— Task objective —
For the entries that follow, say how many lines hold the string "method", with nothing else in the reply.

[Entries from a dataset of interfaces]
■ ■ ■ ■ ■
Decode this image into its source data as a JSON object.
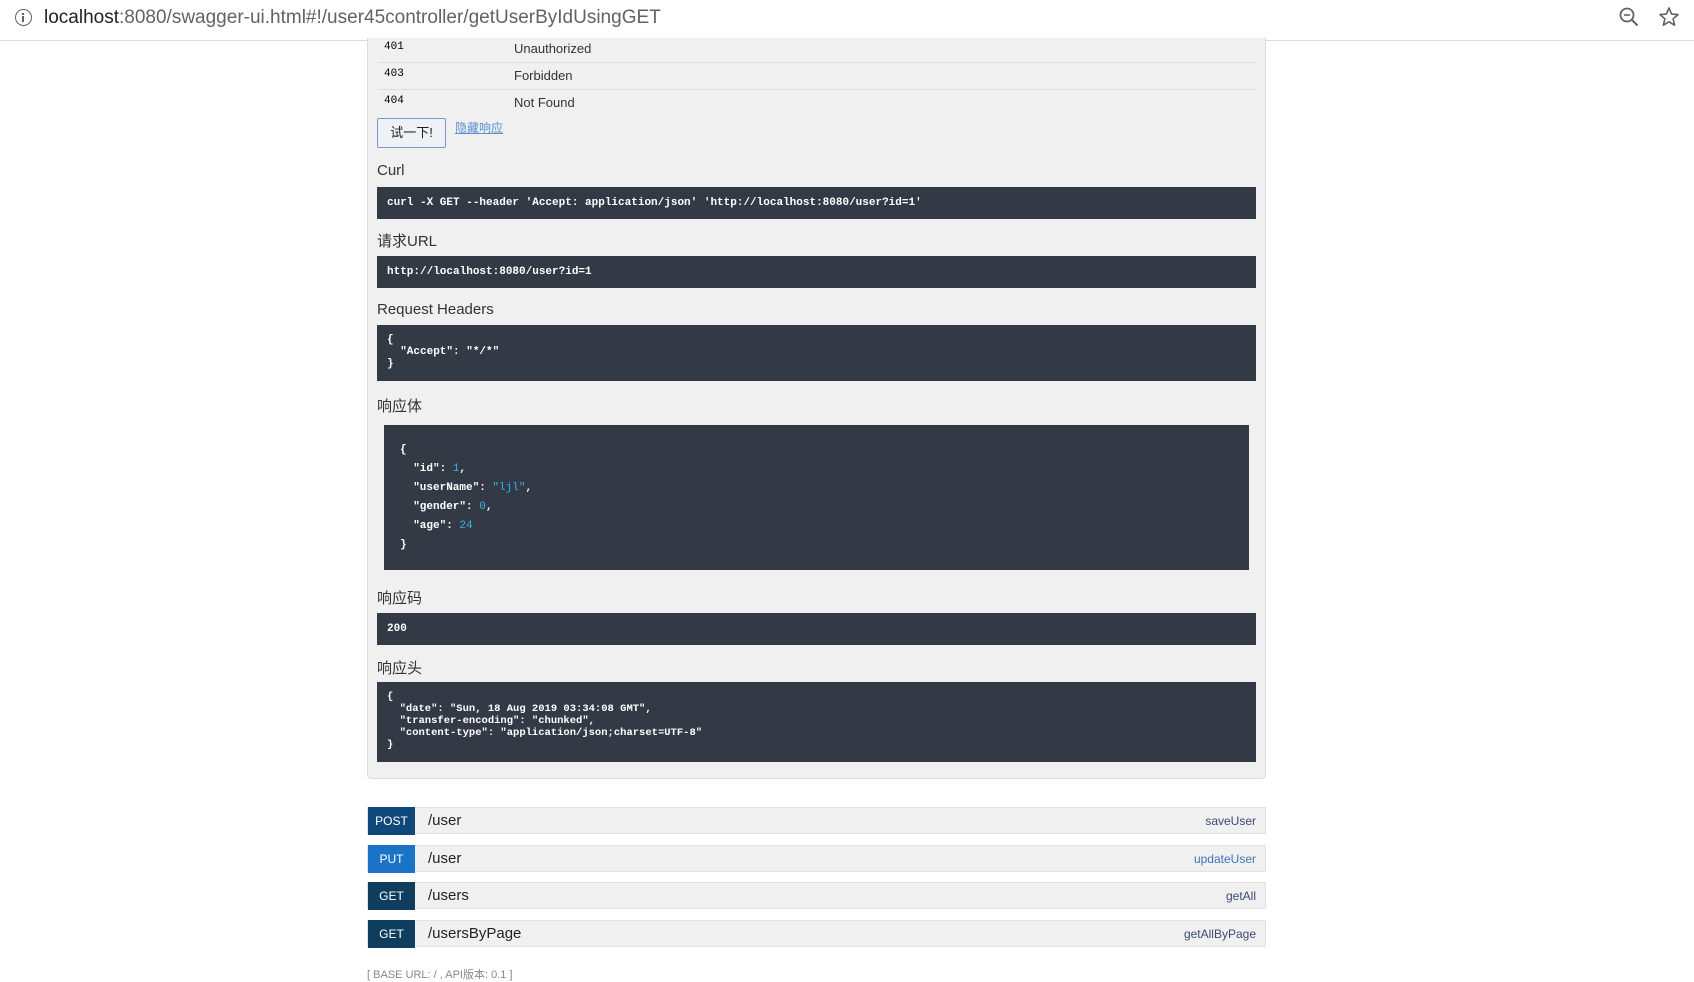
{
  "browser": {
    "url_host": "localhost",
    "url_rest": ":8080/swagger-ui.html#!/user45controller/getUserByIdUsingGET"
  },
  "responses": [
    {
      "code": "401",
      "message": "Unauthorized"
    },
    {
      "code": "403",
      "message": "Forbidden"
    },
    {
      "code": "404",
      "message": "Not Found"
    }
  ],
  "actions": {
    "try_label": "试一下!",
    "hide_label": "隐藏响应"
  },
  "curl": {
    "label": "Curl",
    "command": "curl -X GET --header 'Accept: application/json' 'http://localhost:8080/user?id=1'"
  },
  "request_url": {
    "label": "请求URL",
    "value": "http://localhost:8080/user?id=1"
  },
  "request_headers": {
    "label": "Request Headers",
    "open": "{",
    "line": "  \"Accept\": \"*/*\"",
    "close": "}"
  },
  "response_body": {
    "label": "响应体",
    "open": "{",
    "id_key": "  \"id\": ",
    "id_val": "1",
    "username_key": "  \"userName\": ",
    "username_val": "\"ljl\"",
    "gender_key": "  \"gender\": ",
    "gender_val": "0",
    "age_key": "  \"age\": ",
    "age_val": "24",
    "comma": ",",
    "close": "}"
  },
  "response_code": {
    "label": "响应码",
    "value": "200"
  },
  "response_headers": {
    "label": "响应头",
    "open": "{",
    "line1": "  \"date\": \"Sun, 18 Aug 2019 03:34:08 GMT\",",
    "line2": "  \"transfer-encoding\": \"chunked\",",
    "line3": "  \"content-type\": \"application/json;charset=UTF-8\"",
    "close": "}"
  },
  "operations": [
    {
      "method": "POST",
      "path": "/user",
      "name": "saveUser",
      "color": "#10487c"
    },
    {
      "method": "PUT",
      "path": "/user",
      "name": "updateUser",
      "color": "#1a73c6"
    },
    {
      "method": "GET",
      "path": "/users",
      "name": "getAll",
      "color": "#0f3d5e"
    },
    {
      "method": "GET",
      "path": "/usersByPage",
      "name": "getAllByPage",
      "color": "#0f3d5e"
    }
  ],
  "footer": "[ BASE URL: / , API版本: 0.1 ]",
  "colors": {
    "code_bg": "#333a45",
    "panel_bg": "#f0f0f0",
    "link": "#5b8fd0",
    "json_value": "#33b5e5"
  }
}
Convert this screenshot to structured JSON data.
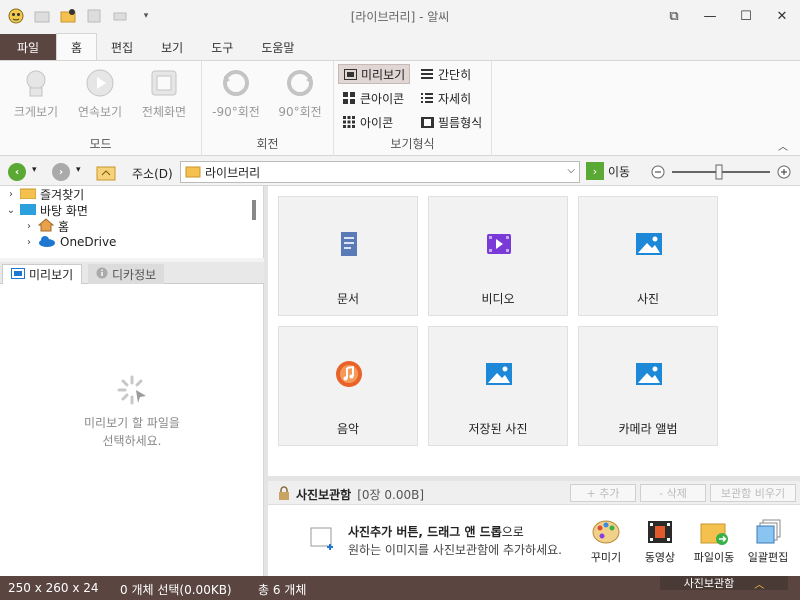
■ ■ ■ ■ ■
— Finished exercise —
4